Write each entry out again verbatim, pictures excluded.

[Website and app data records]
--
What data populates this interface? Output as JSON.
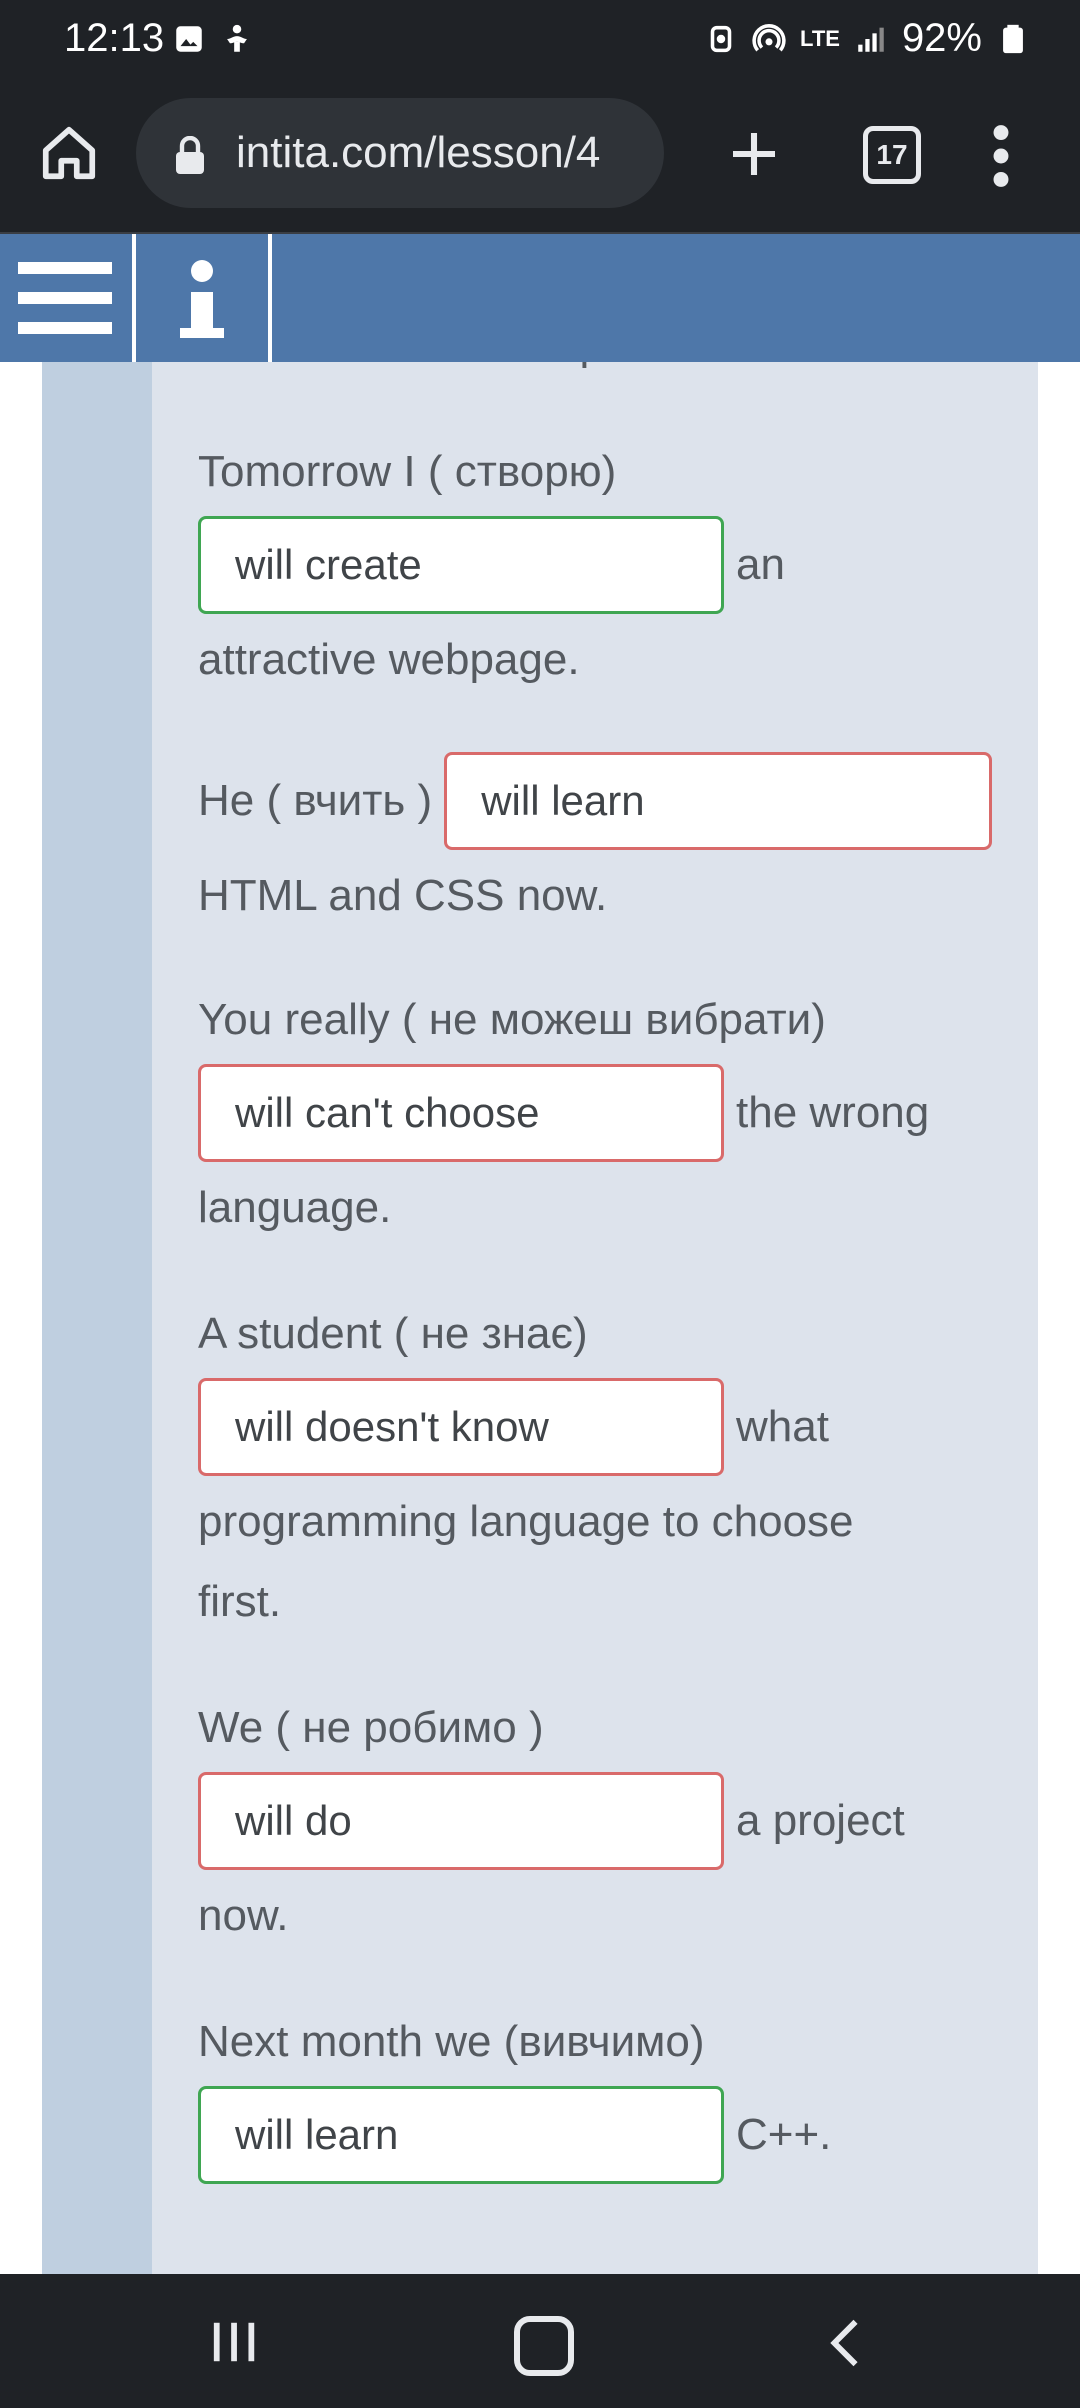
{
  "status_bar": {
    "time": "12:13",
    "battery": "92%",
    "network": "LTE"
  },
  "browser": {
    "url": "intita.com/lesson/4",
    "tab_count": "17",
    "icons": [
      "home-icon",
      "lock-icon",
      "plus-icon",
      "tabs-icon",
      "more-vert-icon"
    ]
  },
  "app_header": {
    "icons": [
      "hamburger-icon",
      "info-icon"
    ]
  },
  "exercise": {
    "cut_off_line": "instructions for computers.",
    "items": [
      {
        "prompt": "Tomorrow I ( створю)",
        "answer": "will create",
        "after": "an",
        "rest": "attractive webpage.",
        "status": "correct"
      },
      {
        "prompt": "He ( вчить )",
        "answer": "will learn",
        "after": "",
        "rest": "HTML and CSS now.",
        "status": "incorrect"
      },
      {
        "prompt": "You really ( не можеш вибрати)",
        "answer": "will can't choose",
        "after": "the wrong",
        "rest": "language.",
        "status": "incorrect"
      },
      {
        "prompt": "A student ( не знає)",
        "answer": "will doesn't know",
        "after": "what",
        "rest": "programming language to choose first.",
        "status": "incorrect"
      },
      {
        "prompt": "We ( не робимо )",
        "answer": "will do",
        "after": "a project",
        "rest": "now.",
        "status": "incorrect"
      },
      {
        "prompt": "Next month we (вивчимо)",
        "answer": "will learn",
        "after": "C++.",
        "rest": "",
        "status": "correct"
      }
    ]
  },
  "colors": {
    "header": "#4e77a9",
    "panel": "#dde3ec",
    "correct_border": "#3fa652",
    "incorrect_border": "#d96a6a"
  }
}
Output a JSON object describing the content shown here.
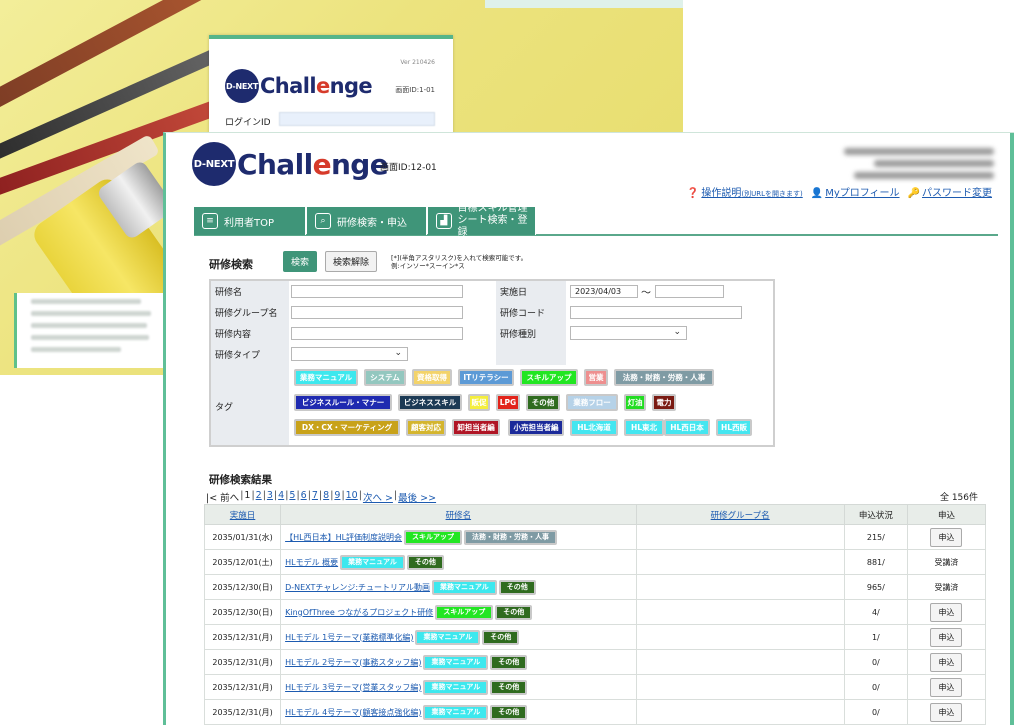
{
  "login": {
    "version": "Ver 210426",
    "screen_id": "画面ID:1-01",
    "login_id_label": "ログインID"
  },
  "logo": {
    "badge": "D-NEXT",
    "word_a": "Chall",
    "word_b": "e",
    "word_c": "nge"
  },
  "header": {
    "screen_id": "画面ID:12-01",
    "links": {
      "manual": "操作説明",
      "manual_note": "(別URLを開きます)",
      "profile": "Myプロフィール",
      "password": "パスワード変更"
    }
  },
  "tabs": [
    {
      "label": "利用者TOP"
    },
    {
      "label": "研修検索・申込"
    },
    {
      "label": "目標スキル管理",
      "label2": "シート検索・登録"
    }
  ],
  "search": {
    "title": "研修検索",
    "search_button": "検索",
    "clear_button": "検索解除",
    "hint_line1": "[*](半角アスタリスク)を入れて検索可能です。",
    "hint_line2": "例:インソー*スーイン*ス",
    "fields": {
      "course_name": "研修名",
      "group_name": "研修グループ名",
      "content": "研修内容",
      "type": "研修タイプ",
      "tag": "タグ",
      "date": "実施日",
      "date_from": "2023/04/03",
      "tilde": "〜",
      "code": "研修コード",
      "category": "研修種別"
    }
  },
  "tags": [
    {
      "label": "業務マニュアル",
      "bg": "#3de8ee",
      "fg": "#ffffff"
    },
    {
      "label": "システム",
      "bg": "#93c7bf",
      "fg": "#ffffff"
    },
    {
      "label": "資格取得",
      "bg": "#f3d36a",
      "fg": "#ffffff"
    },
    {
      "label": "ITリテラシー",
      "bg": "#5c9ad6",
      "fg": "#ffffff"
    },
    {
      "label": "スキルアップ",
      "bg": "#22e622",
      "fg": "#ffffff"
    },
    {
      "label": "営業",
      "bg": "#ee8f8f",
      "fg": "#ffffff"
    },
    {
      "label": "法務・財務・労務・人事",
      "bg": "#7f9ba4",
      "fg": "#ffffff"
    },
    {
      "label": "ビジネスルール・マナー",
      "bg": "#1f2ab0",
      "fg": "#ffffff"
    },
    {
      "label": "ビジネススキル",
      "bg": "#1c3a55",
      "fg": "#ffffff"
    },
    {
      "label": "販促",
      "bg": "#f4ee3c",
      "fg": "#ffffff"
    },
    {
      "label": "LPG",
      "bg": "#e2231a",
      "fg": "#ffffff"
    },
    {
      "label": "その他",
      "bg": "#2f6b1f",
      "fg": "#ffffff"
    },
    {
      "label": "業務フロー",
      "bg": "#b6d2e8",
      "fg": "#ffffff"
    },
    {
      "label": "灯油",
      "bg": "#22dd22",
      "fg": "#ffffff"
    },
    {
      "label": "電力",
      "bg": "#7a1a12",
      "fg": "#ffffff"
    },
    {
      "label": "DX・CX・マーケティング",
      "bg": "#c8a21a",
      "fg": "#ffffff"
    },
    {
      "label": "顧客対応",
      "bg": "#d4b52e",
      "fg": "#ffffff"
    },
    {
      "label": "卸担当者編",
      "bg": "#b01525",
      "fg": "#ffffff"
    },
    {
      "label": "小売担当者編",
      "bg": "#1b2a9a",
      "fg": "#ffffff"
    },
    {
      "label": "HL北海道",
      "bg": "#44e6f0",
      "fg": "#ffffff"
    },
    {
      "label": "HL東北",
      "bg": "#44e6f0",
      "fg": "#ffffff"
    },
    {
      "label": "HL西日本",
      "bg": "#44e6f0",
      "fg": "#ffffff"
    },
    {
      "label": "HL西販",
      "bg": "#44e6f0",
      "fg": "#ffffff"
    }
  ],
  "results": {
    "title": "研修検索結果",
    "pager": {
      "first": "|< 前へ",
      "pages": [
        "1",
        "2",
        "3",
        "4",
        "5",
        "6",
        "7",
        "8",
        "9",
        "10"
      ],
      "next": "次へ >",
      "last": "最後 >>"
    },
    "total": "全 156件",
    "columns": {
      "date": "実施日",
      "name": "研修名",
      "group": "研修グループ名",
      "status": "申込状況",
      "apply": "申込"
    },
    "rows": [
      {
        "date": "2035/01/31(水)",
        "name": "【HL西日本】HL評価制度説明会",
        "tags": [
          "スキルアップ",
          "法務・財務・労務・人事"
        ],
        "status": "215/",
        "apply": "申込"
      },
      {
        "date": "2035/12/01(土)",
        "name": "HLモデル 概要",
        "tags": [
          "業務マニュアル",
          "その他"
        ],
        "status": "881/",
        "apply": "受講済"
      },
      {
        "date": "2035/12/30(日)",
        "name": "D-NEXTチャレンジ:チュートリアル動画",
        "tags": [
          "業務マニュアル",
          "その他"
        ],
        "status": "965/",
        "apply": "受講済"
      },
      {
        "date": "2035/12/30(日)",
        "name": "KingOfThree つながるプロジェクト研修",
        "tags": [
          "スキルアップ",
          "その他"
        ],
        "status": "4/",
        "apply": "申込"
      },
      {
        "date": "2035/12/31(月)",
        "name": "HLモデル 1号テーマ(業務標準化編)",
        "tags": [
          "業務マニュアル",
          "その他"
        ],
        "status": "1/",
        "apply": "申込"
      },
      {
        "date": "2035/12/31(月)",
        "name": "HLモデル 2号テーマ(事務スタッフ編)",
        "tags": [
          "業務マニュアル",
          "その他"
        ],
        "status": "0/",
        "apply": "申込"
      },
      {
        "date": "2035/12/31(月)",
        "name": "HLモデル 3号テーマ(営業スタッフ編)",
        "tags": [
          "業務マニュアル",
          "その他"
        ],
        "status": "0/",
        "apply": "申込"
      },
      {
        "date": "2035/12/31(月)",
        "name": "HLモデル 4号テーマ(顧客接点強化編)",
        "tags": [
          "業務マニュアル",
          "その他"
        ],
        "status": "0/",
        "apply": "申込"
      }
    ]
  }
}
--
▶ _TASK RESPONSE_
What data populates this interface? Output as JSON.
{
  "status_bar": {
    "time": "12:13",
    "battery": "92%",
    "network": "LTE"
  },
  "browser": {
    "url": "intita.com/lesson/4",
    "tab_count": "17",
    "icons": [
      "home-icon",
      "lock-icon",
      "plus-icon",
      "tabs-icon",
      "more-vert-icon"
    ]
  },
  "app_header": {
    "icons": [
      "hamburger-icon",
      "info-icon"
    ]
  },
  "exercise": {
    "cut_off_line": "instructions for computers.",
    "items": [
      {
        "prompt": "Tomorrow I ( створю)",
        "answer": "will create",
        "after": "an",
        "rest": "attractive webpage.",
        "status": "correct"
      },
      {
        "prompt": "He ( вчить )",
        "answer": "will learn",
        "after": "",
        "rest": "HTML and CSS now.",
        "status": "incorrect"
      },
      {
        "prompt": "You really ( не можеш вибрати)",
        "answer": "will can't choose",
        "after": "the wrong",
        "rest": "language.",
        "status": "incorrect"
      },
      {
        "prompt": "A student ( не знає)",
        "answer": "will doesn't know",
        "after": "what",
        "rest": "programming language to choose first.",
        "status": "incorrect"
      },
      {
        "prompt": "We ( не робимо )",
        "answer": "will do",
        "after": "a project",
        "rest": "now.",
        "status": "incorrect"
      },
      {
        "prompt": "Next month we (вивчимо)",
        "answer": "will learn",
        "after": "C++.",
        "rest": "",
        "status": "correct"
      }
    ]
  },
  "colors": {
    "header": "#4e77a9",
    "panel": "#dde3ec",
    "correct_border": "#3fa652",
    "incorrect_border": "#d96a6a"
  }
}
Output a JSON object describing the content shown here.
{
  "login": {
    "version": "Ver 210426",
    "screen_id": "画面ID:1-01",
    "login_id_label": "ログインID"
  },
  "logo": {
    "badge": "D-NEXT",
    "word_a": "Chall",
    "word_b": "e",
    "word_c": "nge"
  },
  "header": {
    "screen_id": "画面ID:12-01",
    "links": {
      "manual": "操作説明",
      "manual_note": "(別URLを開きます)",
      "profile": "Myプロフィール",
      "password": "パスワード変更"
    }
  },
  "tabs": [
    {
      "label": "利用者TOP"
    },
    {
      "label": "研修検索・申込"
    },
    {
      "label": "目標スキル管理",
      "label2": "シート検索・登録"
    }
  ],
  "search": {
    "title": "研修検索",
    "search_button": "検索",
    "clear_button": "検索解除",
    "hint_line1": "[*](半角アスタリスク)を入れて検索可能です。",
    "hint_line2": "例:インソー*スーイン*ス",
    "fields": {
      "course_name": "研修名",
      "group_name": "研修グループ名",
      "content": "研修内容",
      "type": "研修タイプ",
      "tag": "タグ",
      "date": "実施日",
      "date_from": "2023/04/03",
      "tilde": "〜",
      "code": "研修コード",
      "category": "研修種別"
    }
  },
  "tags": [
    {
      "label": "業務マニュアル",
      "bg": "#3de8ee",
      "fg": "#ffffff"
    },
    {
      "label": "システム",
      "bg": "#93c7bf",
      "fg": "#ffffff"
    },
    {
      "label": "資格取得",
      "bg": "#f3d36a",
      "fg": "#ffffff"
    },
    {
      "label": "ITリテラシー",
      "bg": "#5c9ad6",
      "fg": "#ffffff"
    },
    {
      "label": "スキルアップ",
      "bg": "#22e622",
      "fg": "#ffffff"
    },
    {
      "label": "営業",
      "bg": "#ee8f8f",
      "fg": "#ffffff"
    },
    {
      "label": "法務・財務・労務・人事",
      "bg": "#7f9ba4",
      "fg": "#ffffff"
    },
    {
      "label": "ビジネスルール・マナー",
      "bg": "#1f2ab0",
      "fg": "#ffffff"
    },
    {
      "label": "ビジネススキル",
      "bg": "#1c3a55",
      "fg": "#ffffff"
    },
    {
      "label": "販促",
      "bg": "#f4ee3c",
      "fg": "#ffffff"
    },
    {
      "label": "LPG",
      "bg": "#e2231a",
      "fg": "#ffffff"
    },
    {
      "label": "その他",
      "bg": "#2f6b1f",
      "fg": "#ffffff"
    },
    {
      "label": "業務フロー",
      "bg": "#b6d2e8",
      "fg": "#ffffff"
    },
    {
      "label": "灯油",
      "bg": "#22dd22",
      "fg": "#ffffff"
    },
    {
      "label": "電力",
      "bg": "#7a1a12",
      "fg": "#ffffff"
    },
    {
      "label": "DX・CX・マーケティング",
      "bg": "#c8a21a",
      "fg": "#ffffff"
    },
    {
      "label": "顧客対応",
      "bg": "#d4b52e",
      "fg": "#ffffff"
    },
    {
      "label": "卸担当者編",
      "bg": "#b01525",
      "fg": "#ffffff"
    },
    {
      "label": "小売担当者編",
      "bg": "#1b2a9a",
      "fg": "#ffffff"
    },
    {
      "label": "HL北海道",
      "bg": "#44e6f0",
      "fg": "#ffffff"
    },
    {
      "label": "HL東北",
      "bg": "#44e6f0",
      "fg": "#ffffff"
    },
    {
      "label": "HL西日本",
      "bg": "#44e6f0",
      "fg": "#ffffff"
    },
    {
      "label": "HL西販",
      "bg": "#44e6f0",
      "fg": "#ffffff"
    }
  ],
  "results": {
    "title": "研修検索結果",
    "pager": {
      "first": "|< 前へ",
      "pages": [
        "1",
        "2",
        "3",
        "4",
        "5",
        "6",
        "7",
        "8",
        "9",
        "10"
      ],
      "next": "次へ >",
      "last": "最後 >>"
    },
    "total": "全 156件",
    "columns": {
      "date": "実施日",
      "name": "研修名",
      "group": "研修グループ名",
      "status": "申込状況",
      "apply": "申込"
    },
    "rows": [
      {
        "date": "2035/01/31(水)",
        "name": "【HL西日本】HL評価制度説明会",
        "tags": [
          "スキルアップ",
          "法務・財務・労務・人事"
        ],
        "status": "215/",
        "apply": "申込"
      },
      {
        "date": "2035/12/01(土)",
        "name": "HLモデル 概要",
        "tags": [
          "業務マニュアル",
          "その他"
        ],
        "status": "881/",
        "apply": "受講済"
      },
      {
        "date": "2035/12/30(日)",
        "name": "D-NEXTチャレンジ:チュートリアル動画",
        "tags": [
          "業務マニュアル",
          "その他"
        ],
        "status": "965/",
        "apply": "受講済"
      },
      {
        "date": "2035/12/30(日)",
        "name": "KingOfThree つながるプロジェクト研修",
        "tags": [
          "スキルアップ",
          "その他"
        ],
        "status": "4/",
        "apply": "申込"
      },
      {
        "date": "2035/12/31(月)",
        "name": "HLモデル 1号テーマ(業務標準化編)",
        "tags": [
          "業務マニュアル",
          "その他"
        ],
        "status": "1/",
        "apply": "申込"
      },
      {
        "date": "2035/12/31(月)",
        "name": "HLモデル 2号テーマ(事務スタッフ編)",
        "tags": [
          "業務マニュアル",
          "その他"
        ],
        "status": "0/",
        "apply": "申込"
      },
      {
        "date": "2035/12/31(月)",
        "name": "HLモデル 3号テーマ(営業スタッフ編)",
        "tags": [
          "業務マニュアル",
          "その他"
        ],
        "status": "0/",
        "apply": "申込"
      },
      {
        "date": "2035/12/31(月)",
        "name": "HLモデル 4号テーマ(顧客接点強化編)",
        "tags": [
          "業務マニュアル",
          "その他"
        ],
        "status": "0/",
        "apply": "申込"
      }
    ]
  }
}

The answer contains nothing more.